● What you need to do: Lines below containing the word "this" should be copied out.

Start of Source data

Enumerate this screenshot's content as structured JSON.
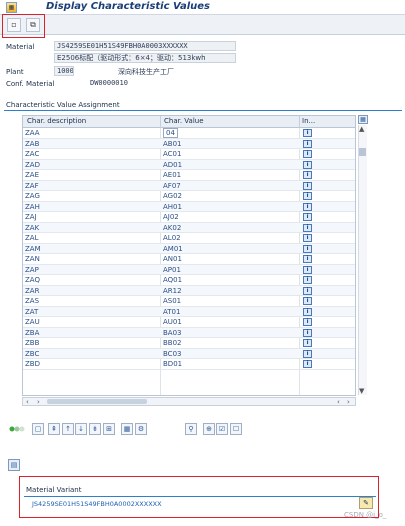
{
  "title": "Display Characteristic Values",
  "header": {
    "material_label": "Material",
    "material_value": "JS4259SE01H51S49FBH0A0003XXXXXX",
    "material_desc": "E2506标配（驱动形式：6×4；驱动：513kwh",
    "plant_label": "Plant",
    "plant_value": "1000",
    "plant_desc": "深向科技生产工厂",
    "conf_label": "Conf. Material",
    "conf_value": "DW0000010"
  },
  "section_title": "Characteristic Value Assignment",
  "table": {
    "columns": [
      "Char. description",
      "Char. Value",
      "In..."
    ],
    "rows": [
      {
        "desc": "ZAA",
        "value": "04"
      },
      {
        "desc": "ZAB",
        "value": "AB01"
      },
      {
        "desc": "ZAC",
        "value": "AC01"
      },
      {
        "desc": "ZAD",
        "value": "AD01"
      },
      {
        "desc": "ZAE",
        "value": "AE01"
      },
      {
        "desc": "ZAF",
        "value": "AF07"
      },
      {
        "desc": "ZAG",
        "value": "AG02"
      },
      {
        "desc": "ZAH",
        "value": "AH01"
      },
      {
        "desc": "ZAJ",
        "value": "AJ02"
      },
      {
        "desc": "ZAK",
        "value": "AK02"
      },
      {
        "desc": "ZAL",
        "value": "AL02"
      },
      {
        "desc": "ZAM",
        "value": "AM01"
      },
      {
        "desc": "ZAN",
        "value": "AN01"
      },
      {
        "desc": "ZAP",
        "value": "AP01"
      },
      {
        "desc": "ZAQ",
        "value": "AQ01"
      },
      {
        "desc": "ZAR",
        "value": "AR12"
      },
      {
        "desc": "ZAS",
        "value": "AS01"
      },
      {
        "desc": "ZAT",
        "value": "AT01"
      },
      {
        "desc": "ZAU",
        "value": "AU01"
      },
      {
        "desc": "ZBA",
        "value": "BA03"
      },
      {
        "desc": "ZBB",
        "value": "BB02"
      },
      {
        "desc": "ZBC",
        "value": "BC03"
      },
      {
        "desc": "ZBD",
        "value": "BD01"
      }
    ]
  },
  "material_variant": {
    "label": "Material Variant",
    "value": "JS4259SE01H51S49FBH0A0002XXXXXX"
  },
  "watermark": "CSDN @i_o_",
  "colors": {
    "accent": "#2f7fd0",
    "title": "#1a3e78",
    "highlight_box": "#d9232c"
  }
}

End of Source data
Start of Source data

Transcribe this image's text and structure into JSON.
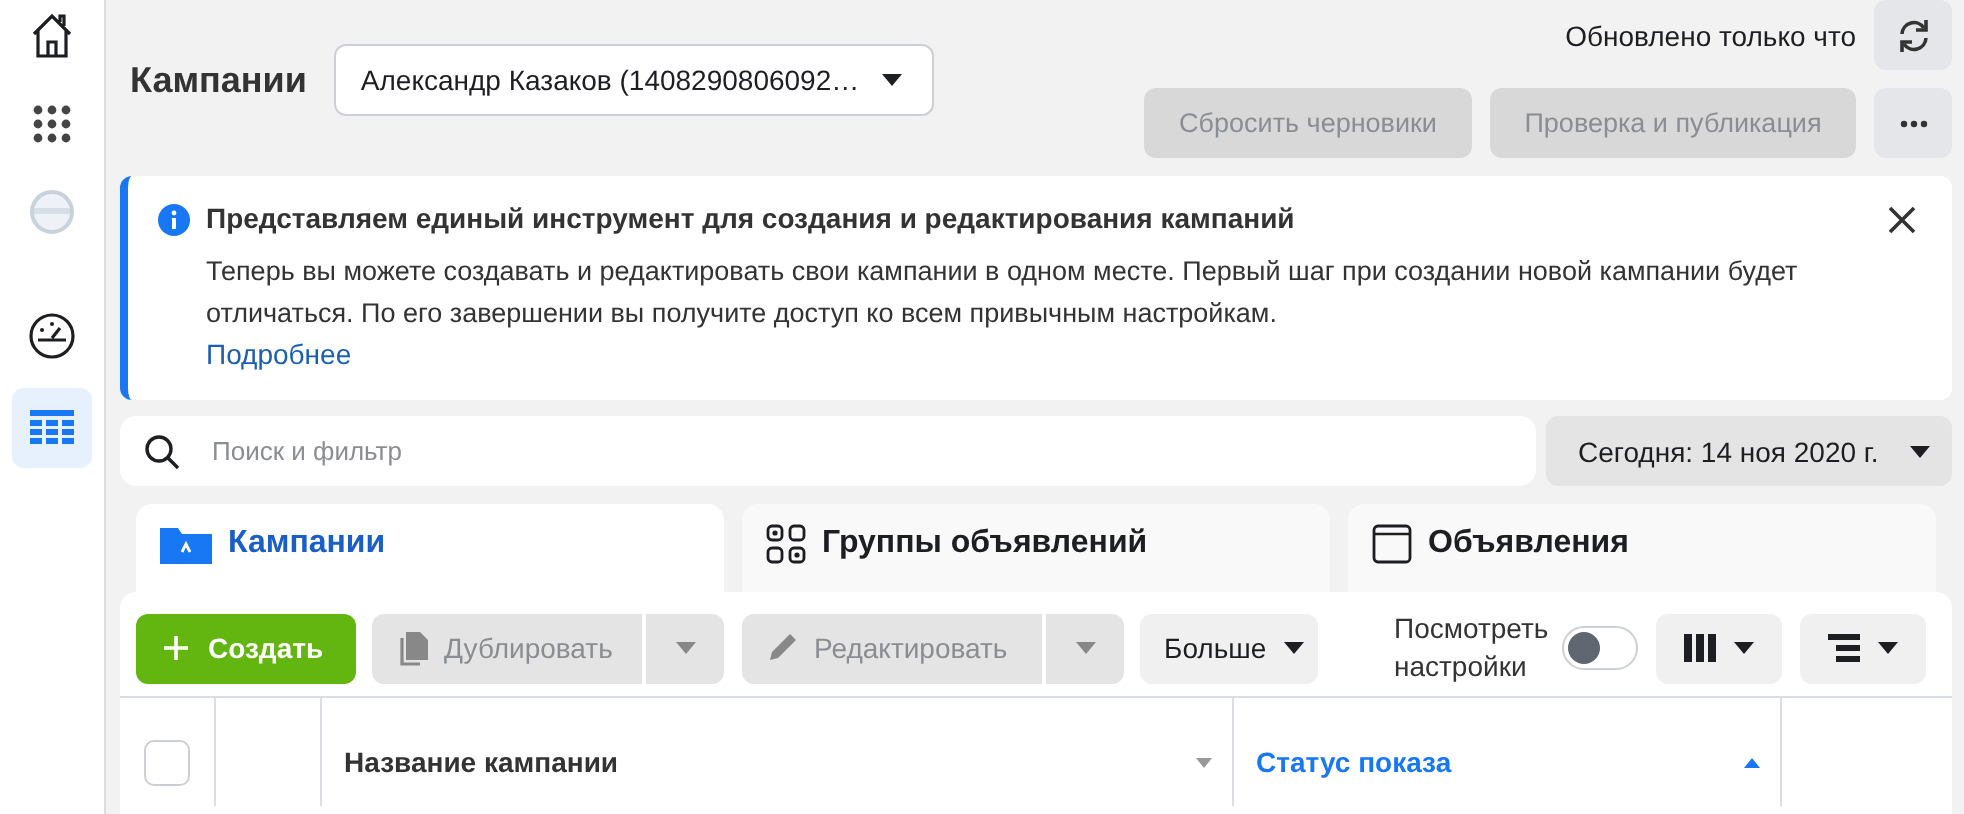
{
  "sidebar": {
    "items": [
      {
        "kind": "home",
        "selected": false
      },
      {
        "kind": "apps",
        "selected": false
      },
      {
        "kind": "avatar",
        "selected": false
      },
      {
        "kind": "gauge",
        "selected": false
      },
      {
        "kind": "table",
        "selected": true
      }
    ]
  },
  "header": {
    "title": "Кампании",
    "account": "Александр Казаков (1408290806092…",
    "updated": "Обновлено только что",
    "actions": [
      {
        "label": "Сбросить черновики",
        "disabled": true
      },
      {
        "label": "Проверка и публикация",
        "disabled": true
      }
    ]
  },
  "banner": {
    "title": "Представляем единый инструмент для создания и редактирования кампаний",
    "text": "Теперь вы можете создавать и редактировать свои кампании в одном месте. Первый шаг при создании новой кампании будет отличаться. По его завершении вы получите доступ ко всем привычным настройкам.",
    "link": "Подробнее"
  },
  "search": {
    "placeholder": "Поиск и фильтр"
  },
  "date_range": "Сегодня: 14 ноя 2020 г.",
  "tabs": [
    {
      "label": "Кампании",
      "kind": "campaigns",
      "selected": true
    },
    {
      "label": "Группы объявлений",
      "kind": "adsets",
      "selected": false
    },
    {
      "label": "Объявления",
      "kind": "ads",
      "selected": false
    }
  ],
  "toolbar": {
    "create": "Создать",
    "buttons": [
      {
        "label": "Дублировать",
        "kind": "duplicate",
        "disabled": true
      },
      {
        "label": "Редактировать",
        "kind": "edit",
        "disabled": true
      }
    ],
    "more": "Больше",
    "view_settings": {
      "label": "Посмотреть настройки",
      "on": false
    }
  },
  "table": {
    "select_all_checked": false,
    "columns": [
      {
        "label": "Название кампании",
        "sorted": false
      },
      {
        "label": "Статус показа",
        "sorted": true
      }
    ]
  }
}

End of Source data

● Task response:
Enumerate this screenshot's content as structured JSON.
Transcribe this image's text and structure into JSON.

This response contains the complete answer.